In how many lines of the entries below does "PCBA" appear? Give only the number.

·····

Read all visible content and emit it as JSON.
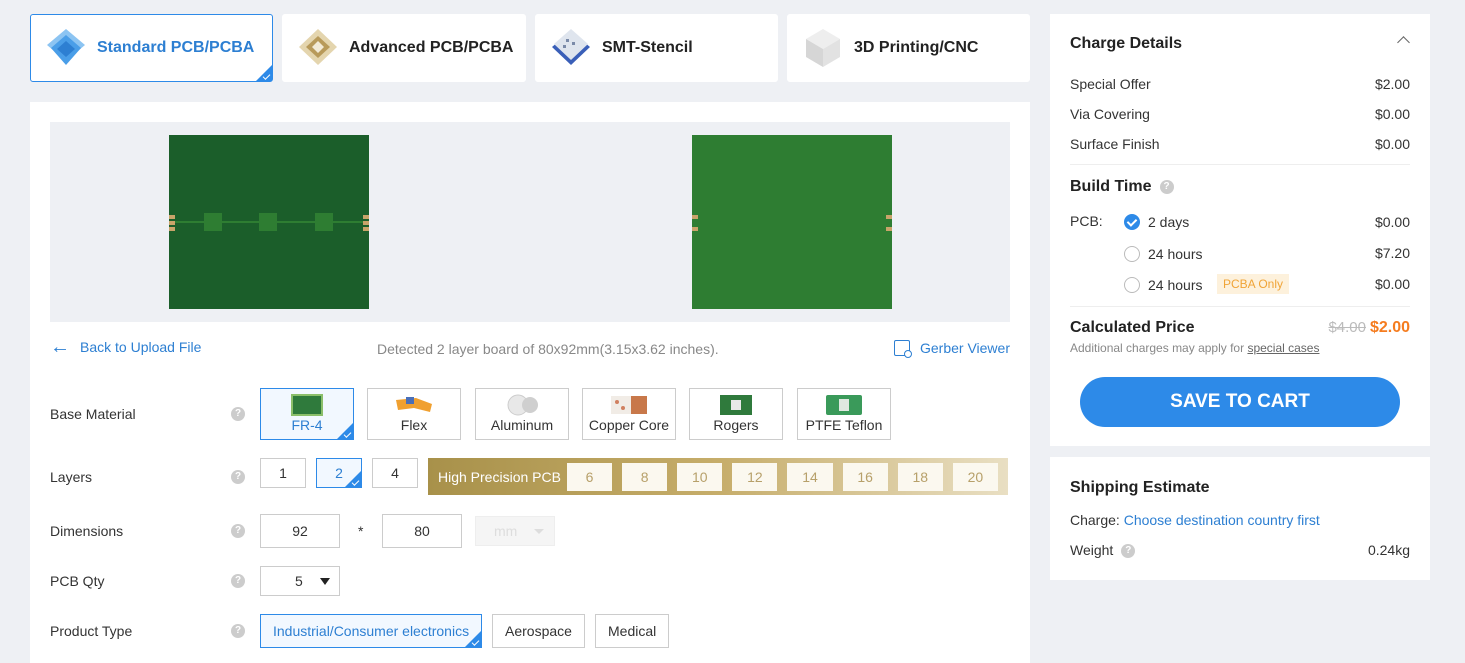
{
  "tabs": [
    {
      "label": "Standard PCB/PCBA",
      "icon": "standard-pcb-icon",
      "active": true
    },
    {
      "label": "Advanced PCB/PCBA",
      "icon": "advanced-pcb-icon",
      "active": false
    },
    {
      "label": "SMT-Stencil",
      "icon": "smt-stencil-icon",
      "active": false
    },
    {
      "label": "3D Printing/CNC",
      "icon": "3d-printing-icon",
      "active": false
    }
  ],
  "preview": {
    "back_label": "Back to Upload File",
    "detected_text": "Detected 2 layer board of 80x92mm(3.15x3.62 inches).",
    "gerber_label": "Gerber Viewer"
  },
  "form": {
    "base_material": {
      "label": "Base Material",
      "options": [
        "FR-4",
        "Flex",
        "Aluminum",
        "Copper Core",
        "Rogers",
        "PTFE Teflon"
      ],
      "selected": "FR-4"
    },
    "layers": {
      "label": "Layers",
      "options": [
        "1",
        "2",
        "4"
      ],
      "selected": "2",
      "high_precision_label": "High Precision PCB",
      "high_precision_options": [
        "6",
        "8",
        "10",
        "12",
        "14",
        "16",
        "18",
        "20"
      ]
    },
    "dimensions": {
      "label": "Dimensions",
      "height": "92",
      "separator": "*",
      "width": "80",
      "unit": "mm"
    },
    "pcb_qty": {
      "label": "PCB Qty",
      "value": "5"
    },
    "product_type": {
      "label": "Product Type",
      "options": [
        "Industrial/Consumer electronics",
        "Aerospace",
        "Medical"
      ],
      "selected": "Industrial/Consumer electronics"
    }
  },
  "charge_details": {
    "title": "Charge Details",
    "items": [
      {
        "label": "Special Offer",
        "value": "$2.00"
      },
      {
        "label": "Via Covering",
        "value": "$0.00"
      },
      {
        "label": "Surface Finish",
        "value": "$0.00"
      }
    ],
    "build_time": {
      "title": "Build Time",
      "pcb_label": "PCB:",
      "options": [
        {
          "label": "2 days",
          "price": "$0.00",
          "checked": true
        },
        {
          "label": "24 hours",
          "price": "$7.20",
          "checked": false
        },
        {
          "label": "24 hours",
          "price": "$0.00",
          "checked": false,
          "tag": "PCBA Only"
        }
      ]
    },
    "calculated_price": {
      "title": "Calculated Price",
      "old": "$4.00",
      "new": "$2.00",
      "note": "Additional charges may apply for",
      "note_link": "special cases"
    },
    "cart_button": "SAVE TO CART"
  },
  "shipping": {
    "title": "Shipping Estimate",
    "charge_label": "Charge:",
    "charge_link": "Choose destination country first",
    "weight_label": "Weight",
    "weight_value": "0.24kg"
  },
  "colors": {
    "accent": "#2d8ae8",
    "price_orange": "#f57c1f",
    "high_precision_gold": "#b7a06a"
  }
}
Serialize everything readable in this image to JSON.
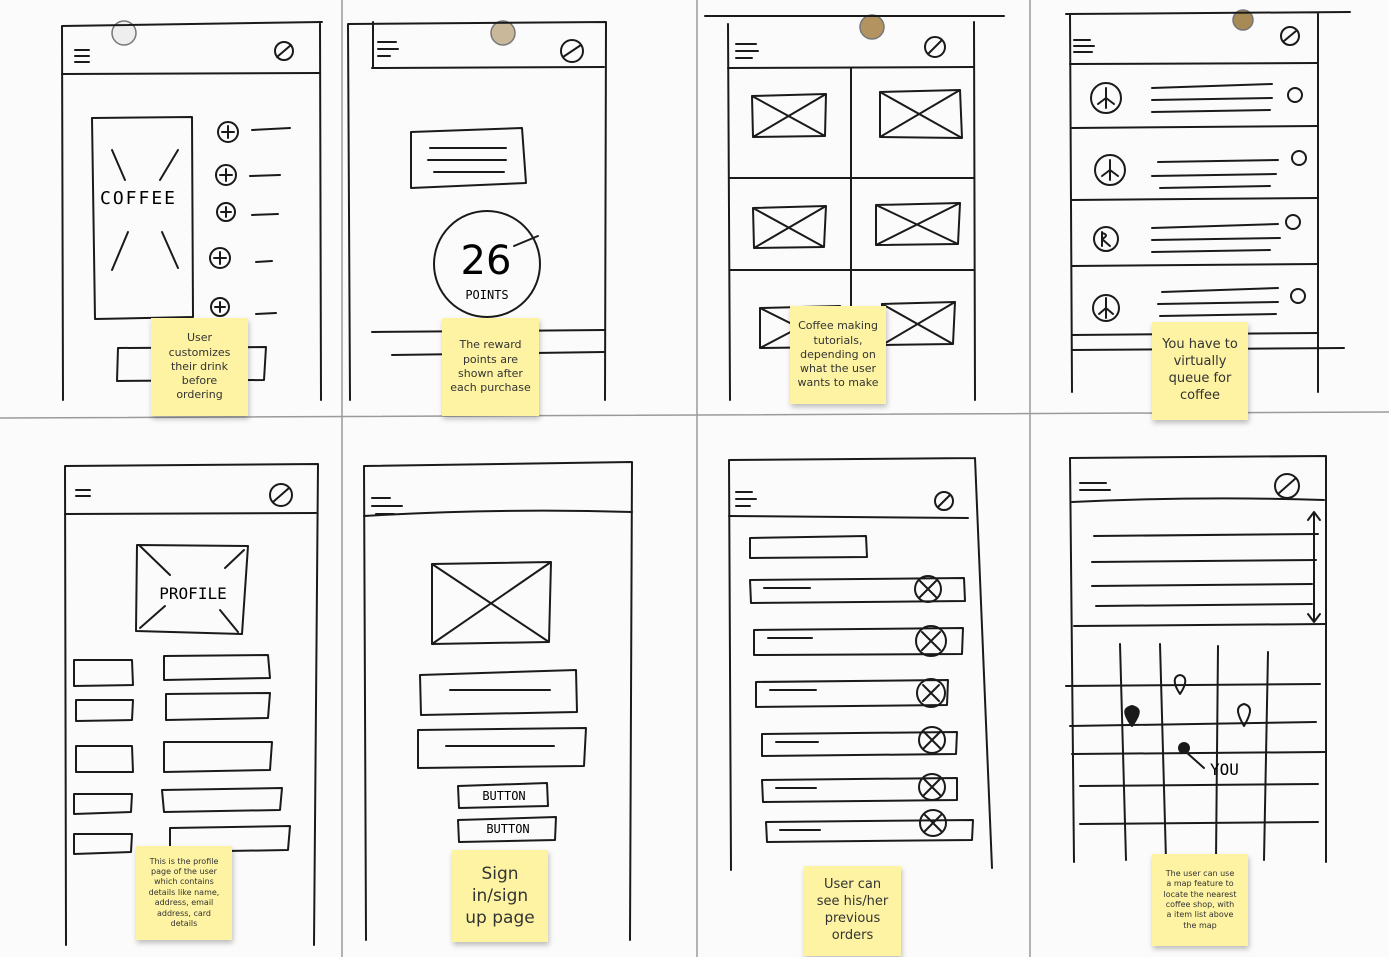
{
  "wireframes": {
    "customize": {
      "label": "COFFEE",
      "note": "User\ncustomizes\ntheir drink\nbefore\nordering"
    },
    "rewards": {
      "points_value": "26",
      "points_label": "POINTS",
      "note": "The reward\npoints are\nshown after\neach purchase"
    },
    "tutorials": {
      "note": "Coffee making\ntutorials,\ndepending on\nwhat the user\nwants to make"
    },
    "queue": {
      "note": "You have to\nvirtually\nqueue for\ncoffee"
    },
    "profile": {
      "label": "PROFILE",
      "note": "This is the profile\npage of the user\nwhich contains\ndetails like name,\naddress, email\naddress, card\ndetails"
    },
    "signin": {
      "button1": "BUTTON",
      "button2": "BUTTON",
      "note": "Sign\nin/sign\nup page"
    },
    "orders": {
      "note": "User can\nsee his/her\nprevious\norders"
    },
    "map": {
      "you_label": "YOU",
      "note": "The user can use\na map feature to\nlocate the nearest\ncoffee shop, with\na item list above\nthe map"
    }
  }
}
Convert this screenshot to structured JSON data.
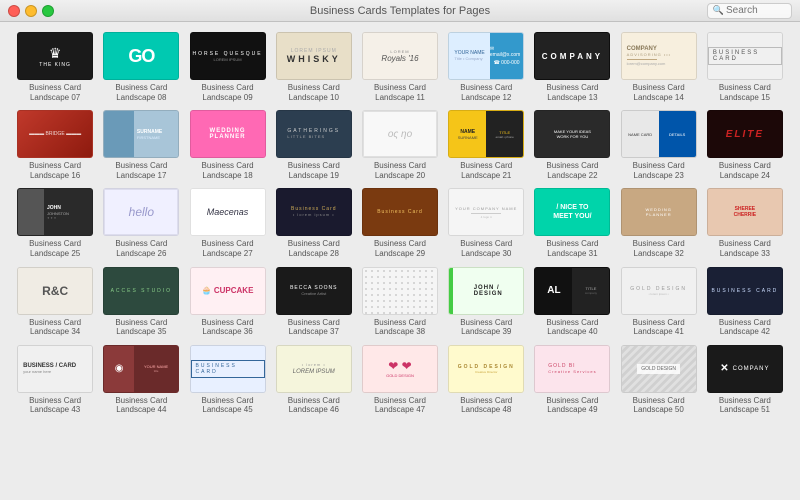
{
  "titlebar": {
    "title": "Business Cards Templates for Pages",
    "search_placeholder": "Search"
  },
  "cards": [
    {
      "id": "07",
      "label": "Business Card Landscape 07",
      "bg": "#1a1a1a",
      "text": "The King",
      "text_color": "#fff",
      "style": "crown"
    },
    {
      "id": "08",
      "label": "Business Card Landscape 08",
      "bg": "#00c9b1",
      "text": "GO",
      "text_color": "#fff",
      "style": "logo"
    },
    {
      "id": "09",
      "label": "Business Card Landscape 09",
      "bg": "#111",
      "text": "HORSE QUESQUE",
      "text_color": "#fff",
      "style": "text"
    },
    {
      "id": "10",
      "label": "Business Card Landscape 10",
      "bg": "#e8dfc8",
      "text": "WHISKY",
      "text_color": "#333",
      "style": "text"
    },
    {
      "id": "11",
      "label": "Business Card Landscape 11",
      "bg": "#f5f0e8",
      "text": "Royals '16",
      "text_color": "#333",
      "style": "text"
    },
    {
      "id": "12",
      "label": "Business Card Landscape 12",
      "bg": "#d8eeff",
      "text": "•••",
      "text_color": "#336699",
      "style": "dots"
    },
    {
      "id": "13",
      "label": "Business Card Landscape 13",
      "bg": "#111",
      "text": "COMPANY",
      "text_color": "#fff",
      "style": "text"
    },
    {
      "id": "14",
      "label": "Business Card Landscape 14",
      "bg": "#f7efde",
      "text": "COMPANY",
      "text_color": "#8a7a5a",
      "style": "serif"
    },
    {
      "id": "15",
      "label": "Business Card Landscape 15",
      "bg": "#f0f0f0",
      "text": "BUSINESS CARD",
      "text_color": "#555",
      "style": "plain"
    },
    {
      "id": "16",
      "label": "Business Card Landscape 16",
      "bg": "#c0392b",
      "text": "BRIDGE",
      "text_color": "#fff",
      "style": "photo"
    },
    {
      "id": "17",
      "label": "Business Card Landscape 17",
      "bg": "#a8c5d8",
      "text": "SURNAME",
      "text_color": "#fff",
      "style": "text"
    },
    {
      "id": "18",
      "label": "Business Card Landscape 18",
      "bg": "#ff69b4",
      "text": "WEDDING PLANNER",
      "text_color": "#fff",
      "style": "text"
    },
    {
      "id": "19",
      "label": "Business Card Landscape 19",
      "bg": "#2c3e50",
      "text": "GATHERINGS",
      "text_color": "#ccc",
      "style": "text"
    },
    {
      "id": "20",
      "label": "Business Card Landscape 20",
      "bg": "#f8f8f8",
      "text": "ος ηο",
      "text_color": "#aaa",
      "style": "minimal"
    },
    {
      "id": "21",
      "label": "Business Card Landscape 21",
      "bg": "#f5c518",
      "text": "NAME SURNAME",
      "text_color": "#222",
      "style": "yellow"
    },
    {
      "id": "22",
      "label": "Business Card Landscape 22",
      "bg": "#2a2a2a",
      "text": "MAKE YOUR IDEAS WORK FOR YOU",
      "text_color": "#fff",
      "style": "quote"
    },
    {
      "id": "23",
      "label": "Business Card Landscape 23",
      "bg": "#e8e8e8",
      "text": "□ □ □ □",
      "text_color": "#0055aa",
      "style": "boxes"
    },
    {
      "id": "24",
      "label": "Business Card Landscape 24",
      "bg": "#1c0808",
      "text": "ELITE",
      "text_color": "#cc2222",
      "style": "red-text"
    },
    {
      "id": "25",
      "label": "Business Card Landscape 25",
      "bg": "#2a2a2a",
      "text": "JOHN JOHNSTON",
      "text_color": "#fff",
      "style": "photo-dark"
    },
    {
      "id": "26",
      "label": "Business Card Landscape 26",
      "bg": "#f0f0ff",
      "text": "hello",
      "text_color": "#9999cc",
      "style": "hello"
    },
    {
      "id": "27",
      "label": "Business Card Landscape 27",
      "bg": "#ffffff",
      "text": "Maecenas",
      "text_color": "#334",
      "style": "script"
    },
    {
      "id": "28",
      "label": "Business Card Landscape 28",
      "bg": "#1a1a2e",
      "text": "Business Card",
      "text_color": "#ccaa55",
      "style": "gold"
    },
    {
      "id": "29",
      "label": "Business Card Landscape 29",
      "bg": "#7a3a10",
      "text": "Business Card",
      "text_color": "#f0c060",
      "style": "brown"
    },
    {
      "id": "30",
      "label": "Business Card Landscape 30",
      "bg": "#f5f5f5",
      "text": "YOUR COMPANY",
      "text_color": "#333",
      "style": "minimal2"
    },
    {
      "id": "31",
      "label": "Business Card Landscape 31",
      "bg": "#00d4aa",
      "text": "NICE TO MEET YOU",
      "text_color": "#fff",
      "style": "slogan"
    },
    {
      "id": "32",
      "label": "Business Card Landscape 32",
      "bg": "#c8a882",
      "text": "WEDDING PLANNER",
      "text_color": "#fff",
      "style": "wedding2"
    },
    {
      "id": "33",
      "label": "Business Card Landscape 33",
      "bg": "#e8c8b0",
      "text": "SHEREE CHERRIE",
      "text_color": "#cc2222",
      "style": "name"
    },
    {
      "id": "34",
      "label": "Business Card Landscape 34",
      "bg": "#f0ece4",
      "text": "R&C",
      "text_color": "#555",
      "style": "mono"
    },
    {
      "id": "35",
      "label": "Business Card Landscape 35",
      "bg": "#2d4a3e",
      "text": "ACCES STUDIO",
      "text_color": "#88cc88",
      "style": "dark-green"
    },
    {
      "id": "36",
      "label": "Business Card Landscape 36",
      "bg": "#fff0f3",
      "text": "CUPCAKE",
      "text_color": "#cc3366",
      "style": "cupcake"
    },
    {
      "id": "37",
      "label": "Business Card Landscape 37",
      "bg": "#1a1a1a",
      "text": "BECCA SOONS",
      "text_color": "#fff",
      "style": "dark-name"
    },
    {
      "id": "38",
      "label": "Business Card Landscape 38",
      "bg": "#f5f5f5",
      "text": "",
      "text_color": "#aaa",
      "style": "dots-pattern"
    },
    {
      "id": "39",
      "label": "Business Card Landscape 39",
      "bg": "#e8ffe0",
      "text": "JOHN / DESIGN",
      "text_color": "#222",
      "style": "green-line"
    },
    {
      "id": "40",
      "label": "Business Card Landscape 40",
      "bg": "#111",
      "text": "AL",
      "text_color": "#fff",
      "style": "initials"
    },
    {
      "id": "41",
      "label": "Business Card Landscape 41",
      "bg": "#f0f0f0",
      "text": "GOLD DESIGN",
      "text_color": "#888",
      "style": "light-gold"
    },
    {
      "id": "42",
      "label": "Business Card Landscape 42",
      "bg": "#1a2035",
      "text": "BUSINESS CARD",
      "text_color": "#ccddff",
      "style": "dark-blue"
    },
    {
      "id": "43",
      "label": "Business Card Landscape 43",
      "bg": "#f0f0f0",
      "text": "BUSINESS / CARD",
      "text_color": "#333",
      "style": "slash"
    },
    {
      "id": "44",
      "label": "Business Card Landscape 44",
      "bg": "#7a3030",
      "text": "",
      "text_color": "#fff",
      "style": "red-photo"
    },
    {
      "id": "45",
      "label": "Business Card Landscape 45",
      "bg": "#e8f0ff",
      "text": "BUSINESS CARD",
      "text_color": "#336699",
      "style": "blue-card"
    },
    {
      "id": "46",
      "label": "Business Card Landscape 46",
      "bg": "#f5f5dc",
      "text": "LOREM IPSUM",
      "text_color": "#666",
      "style": "beige"
    },
    {
      "id": "47",
      "label": "Business Card Landscape 47",
      "bg": "#ffe8e8",
      "text": "♥ ♥",
      "text_color": "#cc3366",
      "style": "hearts"
    },
    {
      "id": "48",
      "label": "Business Card Landscape 48",
      "bg": "#fffacd",
      "text": "GOLD DESIGN",
      "text_color": "#aa8833",
      "style": "gold2"
    },
    {
      "id": "49",
      "label": "Business Card Landscape 49",
      "bg": "#fce4ec",
      "text": "GOLD BIZ",
      "text_color": "#cc4466",
      "style": "pink-gold"
    },
    {
      "id": "50",
      "label": "Business Card Landscape 50",
      "bg": "#e8e8e8",
      "text": "GOLD DESIGN",
      "text_color": "#888",
      "style": "gray-geo"
    },
    {
      "id": "51",
      "label": "Business Card Landscape 51",
      "bg": "#1a1a1a",
      "text": "✕ COMPANY",
      "text_color": "#fff",
      "style": "x-company"
    }
  ]
}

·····

## The completed task
3